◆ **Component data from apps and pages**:
== Segment start ==

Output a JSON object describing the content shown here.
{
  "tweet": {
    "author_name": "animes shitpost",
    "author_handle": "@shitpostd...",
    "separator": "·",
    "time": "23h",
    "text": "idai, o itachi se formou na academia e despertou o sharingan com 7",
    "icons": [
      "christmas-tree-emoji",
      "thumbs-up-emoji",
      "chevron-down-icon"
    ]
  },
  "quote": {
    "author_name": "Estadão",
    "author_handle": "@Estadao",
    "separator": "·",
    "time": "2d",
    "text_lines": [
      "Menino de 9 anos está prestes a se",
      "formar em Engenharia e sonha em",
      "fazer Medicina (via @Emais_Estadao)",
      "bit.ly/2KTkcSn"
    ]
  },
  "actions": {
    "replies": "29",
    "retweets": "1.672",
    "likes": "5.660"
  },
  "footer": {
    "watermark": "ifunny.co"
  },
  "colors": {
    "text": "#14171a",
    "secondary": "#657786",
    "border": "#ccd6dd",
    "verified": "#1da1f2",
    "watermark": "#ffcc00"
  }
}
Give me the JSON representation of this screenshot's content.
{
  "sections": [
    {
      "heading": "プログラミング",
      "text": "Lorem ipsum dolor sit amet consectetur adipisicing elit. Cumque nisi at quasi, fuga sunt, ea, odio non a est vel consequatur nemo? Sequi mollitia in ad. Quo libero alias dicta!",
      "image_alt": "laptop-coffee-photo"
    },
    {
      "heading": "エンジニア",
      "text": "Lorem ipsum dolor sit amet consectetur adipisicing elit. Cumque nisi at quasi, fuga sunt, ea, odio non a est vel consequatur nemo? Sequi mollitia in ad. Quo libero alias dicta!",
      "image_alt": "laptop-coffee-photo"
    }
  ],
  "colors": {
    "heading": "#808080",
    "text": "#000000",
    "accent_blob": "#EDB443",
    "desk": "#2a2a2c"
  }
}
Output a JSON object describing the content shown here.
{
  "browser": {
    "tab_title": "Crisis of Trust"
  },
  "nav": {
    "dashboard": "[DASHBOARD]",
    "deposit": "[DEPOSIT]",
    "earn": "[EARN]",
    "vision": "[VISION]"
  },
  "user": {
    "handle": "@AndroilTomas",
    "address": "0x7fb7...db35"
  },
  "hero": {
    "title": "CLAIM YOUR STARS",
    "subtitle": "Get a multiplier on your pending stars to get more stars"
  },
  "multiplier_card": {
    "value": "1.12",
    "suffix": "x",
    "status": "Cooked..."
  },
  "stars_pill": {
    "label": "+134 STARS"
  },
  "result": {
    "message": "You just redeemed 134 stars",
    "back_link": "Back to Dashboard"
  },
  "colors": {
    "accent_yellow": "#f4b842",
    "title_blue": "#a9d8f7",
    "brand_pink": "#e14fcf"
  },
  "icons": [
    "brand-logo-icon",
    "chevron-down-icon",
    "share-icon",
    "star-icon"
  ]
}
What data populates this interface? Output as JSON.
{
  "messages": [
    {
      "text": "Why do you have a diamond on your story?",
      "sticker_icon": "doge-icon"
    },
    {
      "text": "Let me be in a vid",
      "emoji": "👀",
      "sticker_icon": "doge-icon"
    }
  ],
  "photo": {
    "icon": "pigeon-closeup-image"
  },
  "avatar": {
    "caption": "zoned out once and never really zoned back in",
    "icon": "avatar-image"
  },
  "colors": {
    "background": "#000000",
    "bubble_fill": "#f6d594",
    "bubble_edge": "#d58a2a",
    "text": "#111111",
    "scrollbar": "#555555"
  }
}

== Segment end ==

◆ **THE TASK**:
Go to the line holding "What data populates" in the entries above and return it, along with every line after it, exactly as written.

◆ **WRITTEN RESPONSE**:
What data populates this interface? Output as JSON.
{
  "messages": [
    {
      "text": "Why do you have a diamond on your story?",
      "sticker_icon": "doge-icon"
    },
    {
      "text": "Let me be in a vid",
      "emoji": "👀",
      "sticker_icon": "doge-icon"
    }
  ],
  "photo": {
    "icon": "pigeon-closeup-image"
  },
  "avatar": {
    "caption": "zoned out once and never really zoned back in",
    "icon": "avatar-image"
  },
  "colors": {
    "background": "#000000",
    "bubble_fill": "#f6d594",
    "bubble_edge": "#d58a2a",
    "text": "#111111",
    "scrollbar": "#555555"
  }
}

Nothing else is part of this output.